I'll start off this blog with two super-cool bash shell tricks. You'll be the envy of your friends with these up your sleeve.
Bash does some super-cool magic when you access
/dev/tcp/hostname/port. It will create a TCP socket that is connected to the named host on the given port. This lets you easily use network sockets with regular shell IO redirection. For example, the following simply prints the time from NIST:
cat < /dev/tcp/time.nist.gov/13
And YES, you can read AND write to these sockets. Here's how. The following example fetches the source for the www.google.com homepage.
exec 5<> /dev/tcp/www.google.com/80
printf "GET / HTTP/1.0\n\n" >&5
Check out the
bash(1)manpage for more details.
This trick allows you to use a process *almost* anywhere you can use a file. To illustrate, let's consider the
diffcommand. Most versions of
diffrequire you to pass exactly two file names as arguments. But what if we want to diff something, like the contents of a directory, that doesn't necessarily exist in a file? This is where we can use process substitution. For example, to diff the contents of two directories, you could use:
diff <(find dir1) <(find dir2)
<(command)creates a named pipe, and attaches
command's STDOUT to the pipe. So, anything that reads from the pipe will actually be reading the output of command. To prove this to yourself, try the following:
$ echo <(/bin/true)
$ ls -l <(/bin/true)
lr-x------ 1 jgm eng 64 Jul 13 21:50 /dev/fd/63 -> pipe:
$ file <(/bin/true)
/dev/fd/63: broken symbolic link to pipe:
Similarly, you can use the syntax
>(command)to have the
commandread from the pipe. An example is:
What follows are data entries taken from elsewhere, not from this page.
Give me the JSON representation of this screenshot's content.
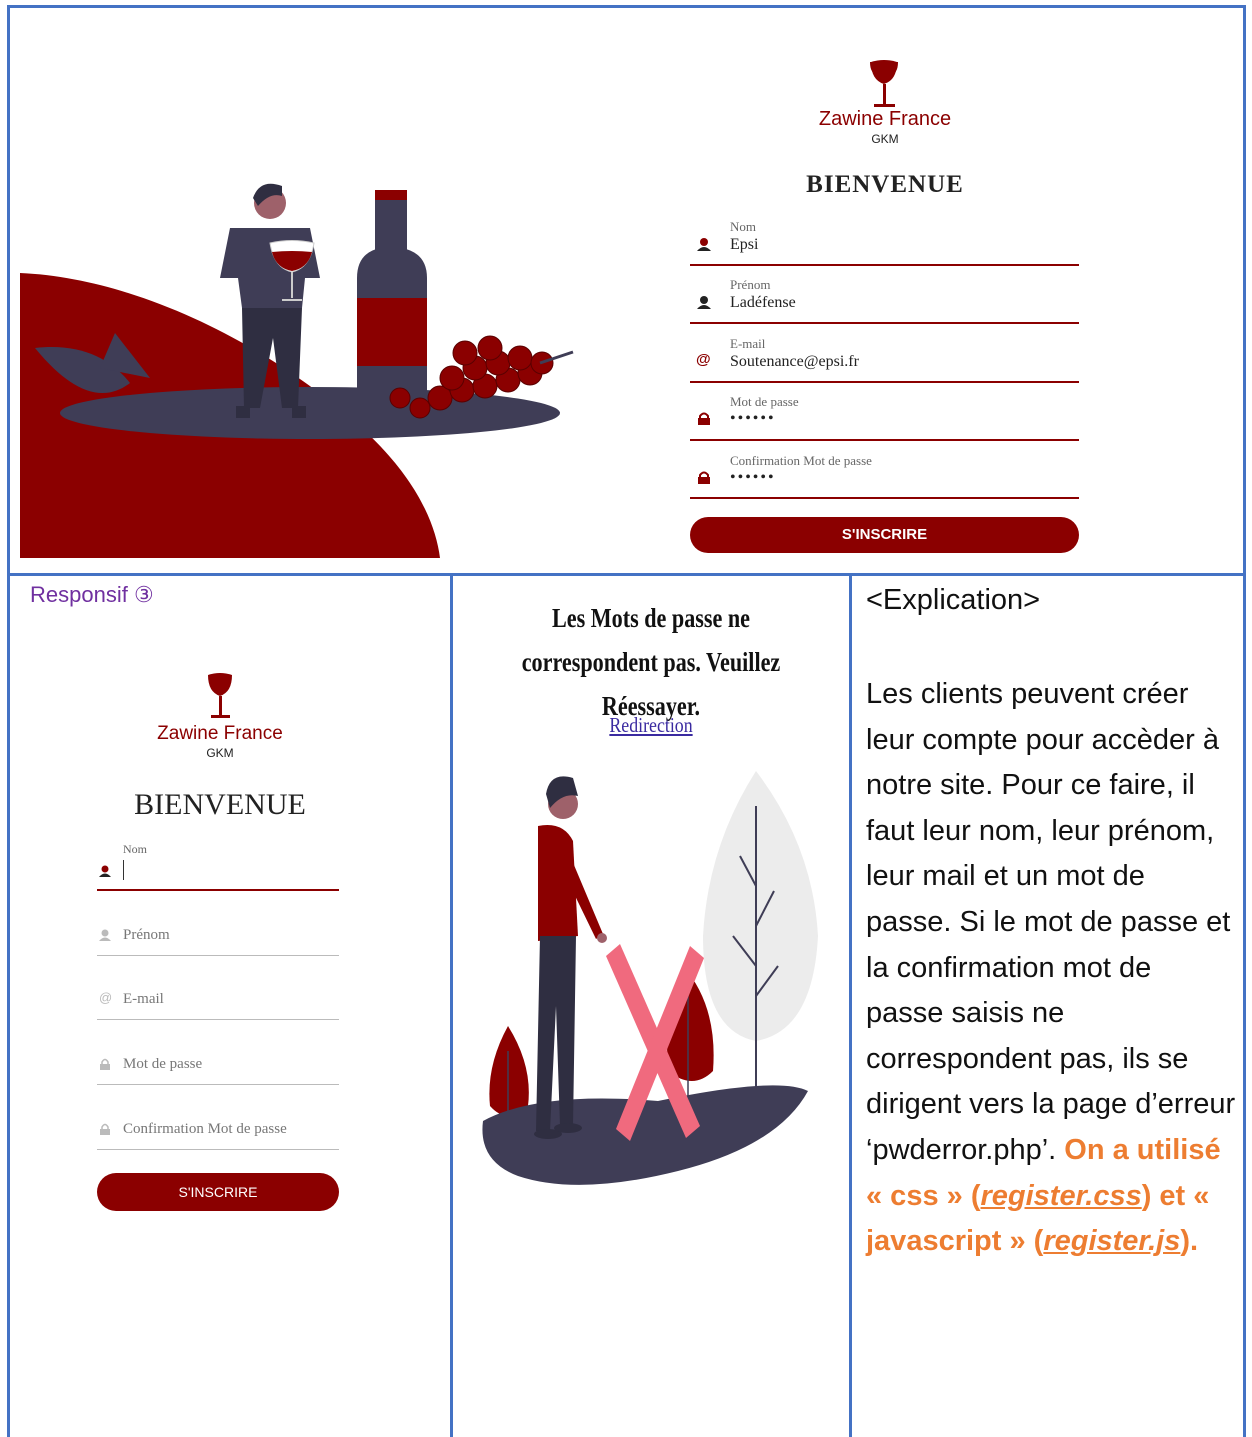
{
  "desktop": {
    "brand_name": "Zawine France",
    "brand_sub": "GKM",
    "heading": "BIENVENUE",
    "fields": [
      {
        "label": "Nom",
        "value": "Epsi",
        "icon": "user-icon"
      },
      {
        "label": "Prénom",
        "value": "Ladéfense",
        "icon": "user-icon"
      },
      {
        "label": "E-mail",
        "value": "Soutenance@epsi.fr",
        "icon": "at-icon"
      },
      {
        "label": "Mot de passe",
        "value": "••••••",
        "icon": "lock-icon"
      },
      {
        "label": "Confirmation Mot de passe",
        "value": "••••••",
        "icon": "lock-icon"
      }
    ],
    "submit_label": "S'INSCRIRE"
  },
  "responsive": {
    "caption": "Responsif ③",
    "brand_name": "Zawine France",
    "brand_sub": "GKM",
    "heading": "BIENVENUE",
    "active_field_label": "Nom",
    "placeholders": [
      "Prénom",
      "E-mail",
      "Mot de passe",
      "Confirmation Mot de passe"
    ],
    "submit_label": "S'INSCRIRE"
  },
  "error_page": {
    "message": "Les Mots de passe ne correspondent pas. Veuillez Réessayer.",
    "link_label": "Redirection"
  },
  "explanation": {
    "title": "<Explication>",
    "body": " Les clients peuvent créer leur compte pour accèder à notre site. Pour ce faire, il faut leur nom, leur prénom, leur mail et un mot de passe. Si le mot de passe et la confirmation mot de passe saisis ne correspondent pas, ils se dirigent vers la page d’erreur ‘pwderror.php’. ",
    "highlight_1": "On a utilisé  « css » (",
    "file_css": "register.css",
    "highlight_2": ") et « javascript » (",
    "file_js": "register.js",
    "highlight_3": ")."
  },
  "colors": {
    "brand": "#8b0000",
    "border": "#4472c4",
    "accent": "#ed7d31",
    "caption": "#7030a0"
  }
}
tar cvf >(gzip -c > dir.tar.gz) dir
Obviously, there are better ways to accomplish taring and compressing, but the point was to use process substitution.